Stored items from a collection.
※

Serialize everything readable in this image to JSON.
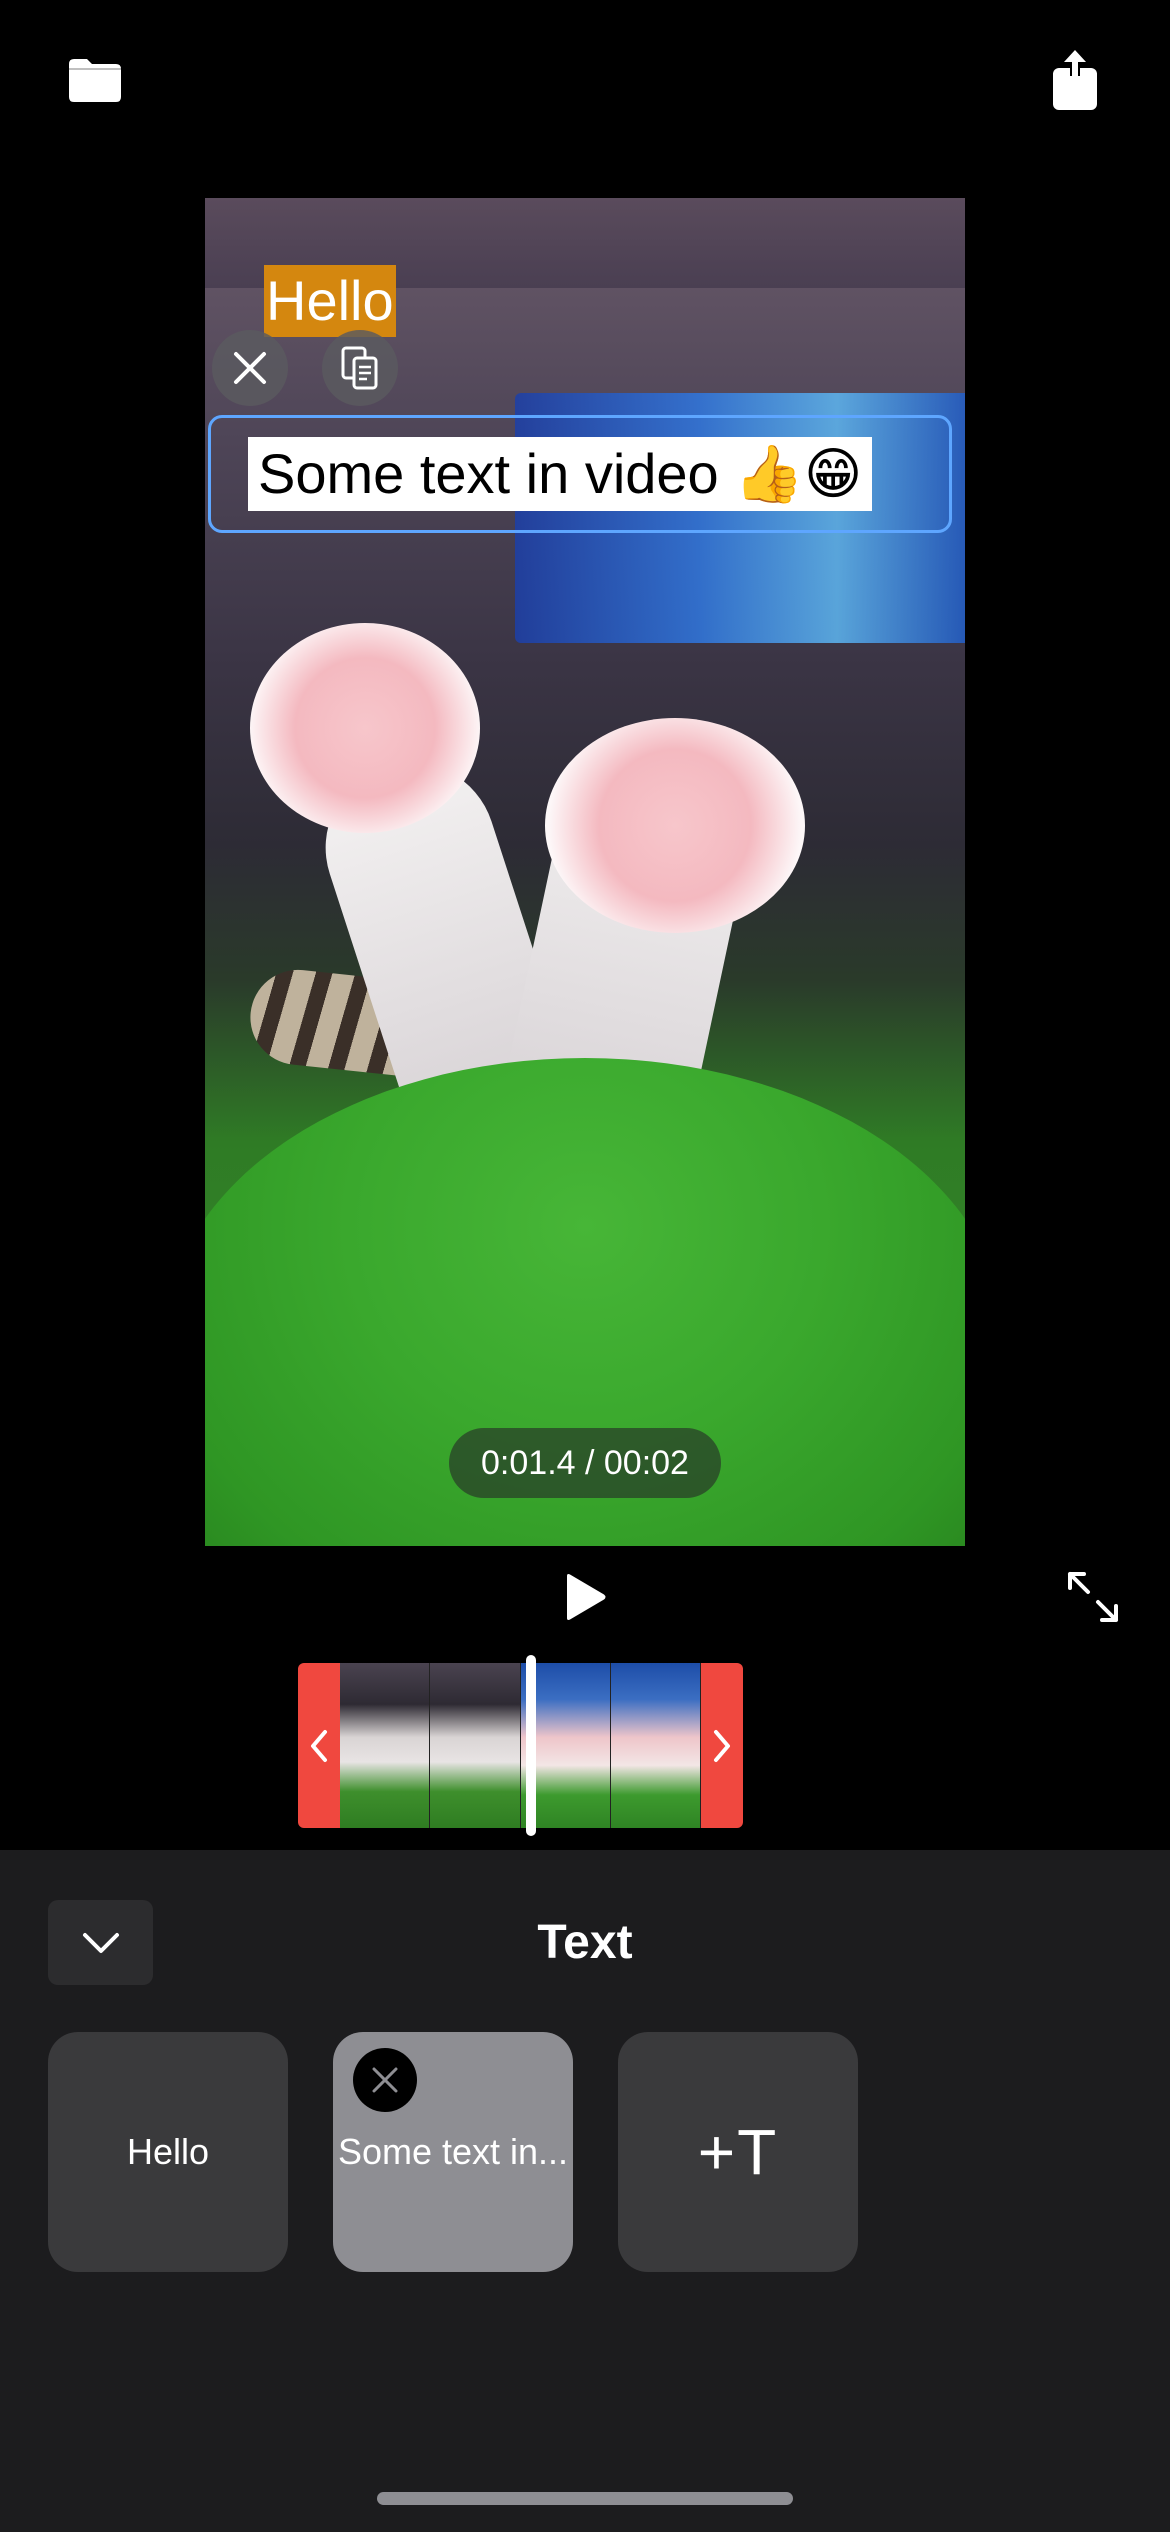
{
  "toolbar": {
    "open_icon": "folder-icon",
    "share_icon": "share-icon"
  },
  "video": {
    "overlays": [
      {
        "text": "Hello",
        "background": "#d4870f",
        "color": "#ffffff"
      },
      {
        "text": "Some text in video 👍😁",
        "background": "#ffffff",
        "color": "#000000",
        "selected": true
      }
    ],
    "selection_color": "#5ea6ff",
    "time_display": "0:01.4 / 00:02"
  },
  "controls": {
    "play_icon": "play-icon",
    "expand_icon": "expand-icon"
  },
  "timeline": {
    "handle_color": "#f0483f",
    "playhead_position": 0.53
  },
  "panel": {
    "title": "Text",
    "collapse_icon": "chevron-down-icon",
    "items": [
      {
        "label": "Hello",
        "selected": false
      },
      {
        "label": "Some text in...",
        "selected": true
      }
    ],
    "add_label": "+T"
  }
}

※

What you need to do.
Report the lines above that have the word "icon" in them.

Answer space.
    "open_icon": "folder-icon",
    "share_icon": "share-icon"
    "play_icon": "play-icon",
    "expand_icon": "expand-icon"
    "collapse_icon": "chevron-down-icon",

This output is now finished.